    Can I drill a fixing into post crete to secure deck post foot plate as I have used post crete to create strong flat base on uneven soft ground.
    Thanks

    Reply
    • Blue Circle Products

      Thank you for your question.

      Although we are aware of Postcrete being successfully drilled for fixings, Postcrete has been designed and formulated specifically for the erection of fencing and smaller gate posts to be embedded within the material; as such, we would not consider it to be the best option for your particular application.

      Assuming speed is one of your primary concerns, best practice would be to use our Extra Rapid Cement (https://tarmac-bluecircle.co.uk/product/extra-rapid-cement/) mixed with an all in ballast. The lager aggregate of the ballast (typically upto 20mm) reduces the chance of cracks forming while drilling the holes and/or tightening the fixing(s). Concrete made using Extra Rapid Cement will provide an excellent long term durable solution in your particular application while still gaining strength considerably faster than a concrete produced with a conventional cement.

      I hope this information helps.

      Kind regards

      Reply
  7. Dave

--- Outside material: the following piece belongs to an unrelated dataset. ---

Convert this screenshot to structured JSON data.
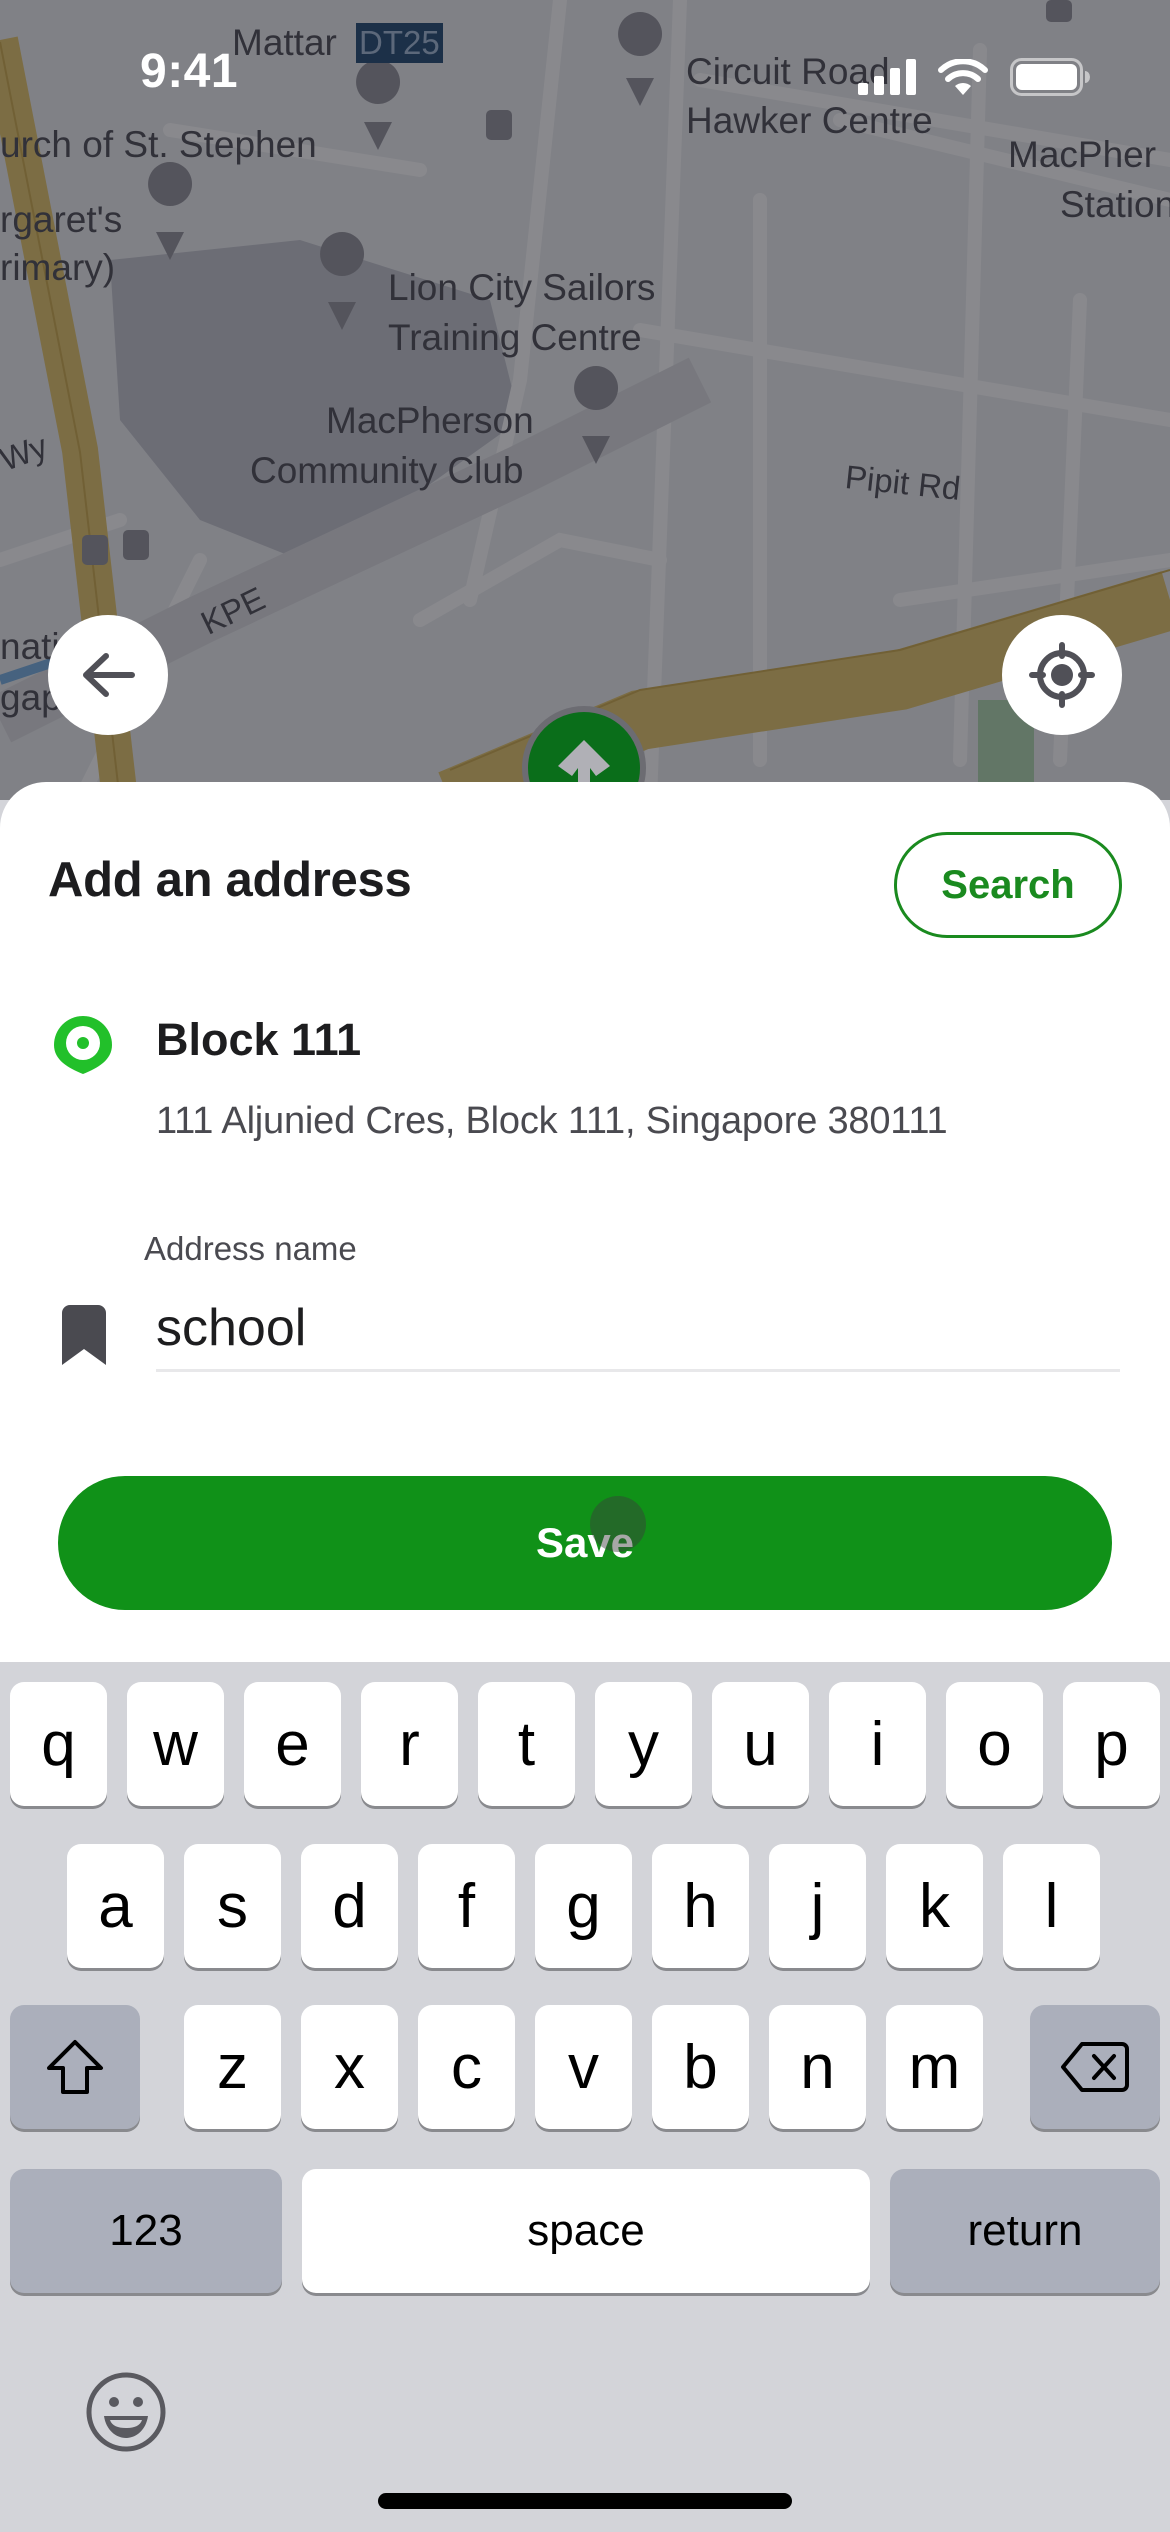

    Hello, I am building a kids climbing fort and using 10cm x 10cm x 360cm posts. The hole to bury them in is 30cm x 30cm x 120cm.
    How many bags to you suggest per post this seeing as these are the supporting legs of the climbing frame.
    I take it if takes 4 bags you fill the hole with 4xWater then all 4 bags at once, you don’t wait for one bag to set before layering in the next bag on top?
    Also do you recommend filling the holes to the top for extra support or is back filling the top 1/3 of the hole with soil okay?
    Thank you

    Reply
    • Blue Circle Products

      As best practice we would not suggest using Postcrete for a child’s climbing frame as there is no guaranteed compressive strength – it is ideal for supporting fence posts and smaller gateposts.

      We would suggest using your High Strength Concrete instead which is guaranteed 40N, again ready to use just add water but is not fast setting and normally takes 2-3 hours to set. Based on measurements given you would need just over 11 bags per hole.

      Kind regards

      Reply
  8. Alex Knight

    Would postcrete be ideal for setting 150mm x 150mm green oak posts into the ground for a gazebo?

    Reply
  9. Howard

    I’m building a slightly raised deck over an old rockery to put a greenhouse on. How deep a hole should I dig for the posts?
    Thanks

    Reply
    • Blue Circle Products

      Hi Howard,

      We would not suggest using Postcrete for this project as there is no guaranteed compressive strength. It is ideal for fence posts and smaller applications such as small gateposts and rotary lines however not to support sheds or similar structures. In this instance we would suggest our Multi Purpose Concrete or High Strength Concrete. Both are ready to use however not quick setting like Postcrete (normally 2 -3 hours)

      The size of the hole is dependent on the posts but would suggest narrow and deep with approx 25% of the post below ground.

      Reply
  10. terry bryan

    hi – i am assuming i can use this for traditional purposes? I have some left and need to fill in a narrow ‘hole- in an internal floor before covering with carpet. This OK to do?

    Reply

Submit a Comment

Your email address will not be published. Required fields are marked *